Look for the word "Dinner" in the entries below, then copy every line that has it.
(Provided records Opens)
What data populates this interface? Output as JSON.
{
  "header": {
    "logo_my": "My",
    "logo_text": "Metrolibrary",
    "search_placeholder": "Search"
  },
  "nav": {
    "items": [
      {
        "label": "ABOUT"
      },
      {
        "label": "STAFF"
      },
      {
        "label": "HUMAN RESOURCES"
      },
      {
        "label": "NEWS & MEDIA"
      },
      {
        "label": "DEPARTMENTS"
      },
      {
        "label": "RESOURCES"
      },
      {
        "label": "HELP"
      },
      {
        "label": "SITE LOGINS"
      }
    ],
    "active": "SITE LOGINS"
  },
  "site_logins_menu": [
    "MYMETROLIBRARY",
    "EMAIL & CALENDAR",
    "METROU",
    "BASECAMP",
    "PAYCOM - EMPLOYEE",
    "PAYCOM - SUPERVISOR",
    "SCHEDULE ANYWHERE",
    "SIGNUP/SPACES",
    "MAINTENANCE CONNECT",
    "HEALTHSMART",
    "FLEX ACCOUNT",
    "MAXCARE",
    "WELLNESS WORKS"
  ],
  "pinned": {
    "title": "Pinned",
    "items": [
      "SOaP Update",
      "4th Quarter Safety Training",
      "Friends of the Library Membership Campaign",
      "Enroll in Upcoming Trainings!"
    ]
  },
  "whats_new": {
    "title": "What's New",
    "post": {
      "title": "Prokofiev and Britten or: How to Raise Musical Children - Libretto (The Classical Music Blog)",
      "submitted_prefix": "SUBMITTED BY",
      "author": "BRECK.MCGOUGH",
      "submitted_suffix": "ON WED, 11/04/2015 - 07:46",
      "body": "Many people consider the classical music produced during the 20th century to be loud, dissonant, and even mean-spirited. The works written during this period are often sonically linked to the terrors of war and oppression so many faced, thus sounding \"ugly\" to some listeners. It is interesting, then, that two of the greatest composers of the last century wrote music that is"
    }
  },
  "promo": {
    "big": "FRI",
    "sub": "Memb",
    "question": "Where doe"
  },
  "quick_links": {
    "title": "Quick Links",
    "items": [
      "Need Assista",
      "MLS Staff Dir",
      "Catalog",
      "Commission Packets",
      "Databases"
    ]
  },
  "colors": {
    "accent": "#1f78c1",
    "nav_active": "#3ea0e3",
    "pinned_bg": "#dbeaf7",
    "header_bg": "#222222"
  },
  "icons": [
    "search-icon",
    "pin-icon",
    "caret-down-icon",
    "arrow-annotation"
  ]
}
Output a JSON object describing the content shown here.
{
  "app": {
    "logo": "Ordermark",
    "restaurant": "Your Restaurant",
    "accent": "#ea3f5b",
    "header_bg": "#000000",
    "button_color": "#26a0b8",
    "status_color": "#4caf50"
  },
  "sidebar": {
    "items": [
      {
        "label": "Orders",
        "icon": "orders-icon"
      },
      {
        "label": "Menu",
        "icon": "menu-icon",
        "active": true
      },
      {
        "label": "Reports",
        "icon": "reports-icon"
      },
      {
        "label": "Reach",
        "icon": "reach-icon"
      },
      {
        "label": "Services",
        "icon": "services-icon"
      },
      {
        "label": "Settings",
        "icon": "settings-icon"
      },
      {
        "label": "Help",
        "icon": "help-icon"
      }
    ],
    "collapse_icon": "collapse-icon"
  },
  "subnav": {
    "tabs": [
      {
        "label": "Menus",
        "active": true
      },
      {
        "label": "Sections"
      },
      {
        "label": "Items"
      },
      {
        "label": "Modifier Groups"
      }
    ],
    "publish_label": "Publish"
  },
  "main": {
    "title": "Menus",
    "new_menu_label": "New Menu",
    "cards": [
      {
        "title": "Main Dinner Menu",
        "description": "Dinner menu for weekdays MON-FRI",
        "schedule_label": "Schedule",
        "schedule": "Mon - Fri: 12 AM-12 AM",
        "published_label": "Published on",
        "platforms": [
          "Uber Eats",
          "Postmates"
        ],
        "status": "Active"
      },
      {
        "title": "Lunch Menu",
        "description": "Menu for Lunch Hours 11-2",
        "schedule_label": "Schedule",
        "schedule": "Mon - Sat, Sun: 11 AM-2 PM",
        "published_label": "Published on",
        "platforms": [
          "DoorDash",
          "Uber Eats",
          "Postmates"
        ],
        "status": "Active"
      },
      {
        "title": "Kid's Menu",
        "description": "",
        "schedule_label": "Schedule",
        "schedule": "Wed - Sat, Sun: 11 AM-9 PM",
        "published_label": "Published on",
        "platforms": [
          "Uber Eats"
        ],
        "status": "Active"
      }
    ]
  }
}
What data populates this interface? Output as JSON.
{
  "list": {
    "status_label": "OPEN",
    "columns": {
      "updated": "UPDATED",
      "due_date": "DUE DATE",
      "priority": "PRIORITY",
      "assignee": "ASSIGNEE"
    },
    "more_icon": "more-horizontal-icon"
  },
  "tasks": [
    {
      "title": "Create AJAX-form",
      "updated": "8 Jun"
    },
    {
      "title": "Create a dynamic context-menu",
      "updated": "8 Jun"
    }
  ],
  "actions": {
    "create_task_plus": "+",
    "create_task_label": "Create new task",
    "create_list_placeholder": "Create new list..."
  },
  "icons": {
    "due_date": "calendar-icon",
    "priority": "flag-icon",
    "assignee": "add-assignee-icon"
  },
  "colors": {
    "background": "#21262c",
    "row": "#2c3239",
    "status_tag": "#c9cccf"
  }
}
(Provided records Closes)
> **Answer section**
        "title": "Main Dinner Menu",
        "description": "Dinner menu for weekdays MON-FRI",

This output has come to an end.